*Data extracts:*
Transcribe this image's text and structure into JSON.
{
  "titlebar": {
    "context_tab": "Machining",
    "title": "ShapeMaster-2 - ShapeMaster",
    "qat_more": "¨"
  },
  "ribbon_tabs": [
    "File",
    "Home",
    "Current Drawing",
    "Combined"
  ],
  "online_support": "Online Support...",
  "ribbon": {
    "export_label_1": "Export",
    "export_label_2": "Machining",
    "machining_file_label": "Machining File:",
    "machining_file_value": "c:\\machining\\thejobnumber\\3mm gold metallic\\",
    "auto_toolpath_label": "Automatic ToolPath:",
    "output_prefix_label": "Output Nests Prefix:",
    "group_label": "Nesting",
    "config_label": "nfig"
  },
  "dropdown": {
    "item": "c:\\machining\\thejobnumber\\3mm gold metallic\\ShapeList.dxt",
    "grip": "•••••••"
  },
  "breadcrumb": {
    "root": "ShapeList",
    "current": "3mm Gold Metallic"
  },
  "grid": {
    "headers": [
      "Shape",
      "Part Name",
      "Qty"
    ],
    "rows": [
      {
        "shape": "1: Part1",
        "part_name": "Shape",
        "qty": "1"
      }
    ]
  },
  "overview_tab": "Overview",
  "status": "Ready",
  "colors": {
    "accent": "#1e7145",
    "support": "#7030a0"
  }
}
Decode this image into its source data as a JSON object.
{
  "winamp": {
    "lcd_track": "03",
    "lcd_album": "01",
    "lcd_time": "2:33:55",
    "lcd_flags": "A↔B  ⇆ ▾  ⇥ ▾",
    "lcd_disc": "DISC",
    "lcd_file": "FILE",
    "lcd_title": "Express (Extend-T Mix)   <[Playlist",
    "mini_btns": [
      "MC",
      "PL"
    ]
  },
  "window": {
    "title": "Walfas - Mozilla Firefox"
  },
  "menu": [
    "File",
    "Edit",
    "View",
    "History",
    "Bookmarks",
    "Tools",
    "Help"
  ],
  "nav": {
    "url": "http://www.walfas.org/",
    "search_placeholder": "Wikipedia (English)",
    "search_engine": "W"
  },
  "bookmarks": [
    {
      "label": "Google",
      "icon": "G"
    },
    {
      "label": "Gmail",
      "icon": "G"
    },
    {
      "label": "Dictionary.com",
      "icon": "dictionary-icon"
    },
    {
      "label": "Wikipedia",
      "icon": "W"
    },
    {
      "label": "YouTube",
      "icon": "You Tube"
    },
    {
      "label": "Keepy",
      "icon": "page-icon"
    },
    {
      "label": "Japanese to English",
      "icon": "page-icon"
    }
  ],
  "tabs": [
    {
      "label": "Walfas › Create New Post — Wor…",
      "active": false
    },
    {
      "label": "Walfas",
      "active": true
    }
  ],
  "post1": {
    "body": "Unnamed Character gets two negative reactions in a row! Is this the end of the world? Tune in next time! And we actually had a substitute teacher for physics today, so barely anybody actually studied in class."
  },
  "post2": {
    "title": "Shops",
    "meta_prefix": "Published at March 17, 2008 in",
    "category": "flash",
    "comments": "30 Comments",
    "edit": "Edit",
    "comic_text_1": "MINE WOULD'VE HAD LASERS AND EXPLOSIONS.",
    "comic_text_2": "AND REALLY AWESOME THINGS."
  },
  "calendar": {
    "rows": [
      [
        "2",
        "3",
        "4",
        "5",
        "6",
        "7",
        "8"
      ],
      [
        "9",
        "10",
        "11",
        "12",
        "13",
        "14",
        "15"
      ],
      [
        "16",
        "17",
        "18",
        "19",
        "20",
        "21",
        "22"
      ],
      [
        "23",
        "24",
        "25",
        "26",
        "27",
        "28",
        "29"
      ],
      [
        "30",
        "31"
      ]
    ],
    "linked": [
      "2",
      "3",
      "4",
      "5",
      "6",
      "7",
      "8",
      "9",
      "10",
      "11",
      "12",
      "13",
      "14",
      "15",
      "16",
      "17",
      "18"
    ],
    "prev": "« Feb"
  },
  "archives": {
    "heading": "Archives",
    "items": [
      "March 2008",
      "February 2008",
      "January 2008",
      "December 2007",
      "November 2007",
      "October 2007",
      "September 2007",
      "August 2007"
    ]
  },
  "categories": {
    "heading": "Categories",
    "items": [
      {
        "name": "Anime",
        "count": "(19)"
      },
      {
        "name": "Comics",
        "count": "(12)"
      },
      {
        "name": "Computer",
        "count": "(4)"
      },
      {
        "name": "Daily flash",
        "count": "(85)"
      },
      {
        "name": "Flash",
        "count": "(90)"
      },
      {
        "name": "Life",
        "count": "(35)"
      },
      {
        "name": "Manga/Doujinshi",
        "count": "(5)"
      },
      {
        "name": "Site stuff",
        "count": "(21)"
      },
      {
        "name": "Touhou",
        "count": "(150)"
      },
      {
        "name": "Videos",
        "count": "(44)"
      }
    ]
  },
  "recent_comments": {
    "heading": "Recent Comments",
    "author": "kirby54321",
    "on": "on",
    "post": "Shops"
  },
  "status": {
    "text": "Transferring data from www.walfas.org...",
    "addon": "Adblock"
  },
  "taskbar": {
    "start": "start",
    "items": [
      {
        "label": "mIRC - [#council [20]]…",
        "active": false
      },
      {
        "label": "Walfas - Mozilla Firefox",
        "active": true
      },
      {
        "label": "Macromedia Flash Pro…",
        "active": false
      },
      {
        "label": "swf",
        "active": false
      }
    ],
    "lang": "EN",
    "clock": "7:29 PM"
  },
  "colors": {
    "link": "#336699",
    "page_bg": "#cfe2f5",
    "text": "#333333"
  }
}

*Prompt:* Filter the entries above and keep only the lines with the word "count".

*Completed exercise:*
        "count": "(19)"
        "count": "(12)"
        "count": "(4)"
        "count": "(85)"
        "count": "(90)"
        "count": "(35)"
        "count": "(5)"
        "count": "(21)"
        "count": "(150)"
        "count": "(44)"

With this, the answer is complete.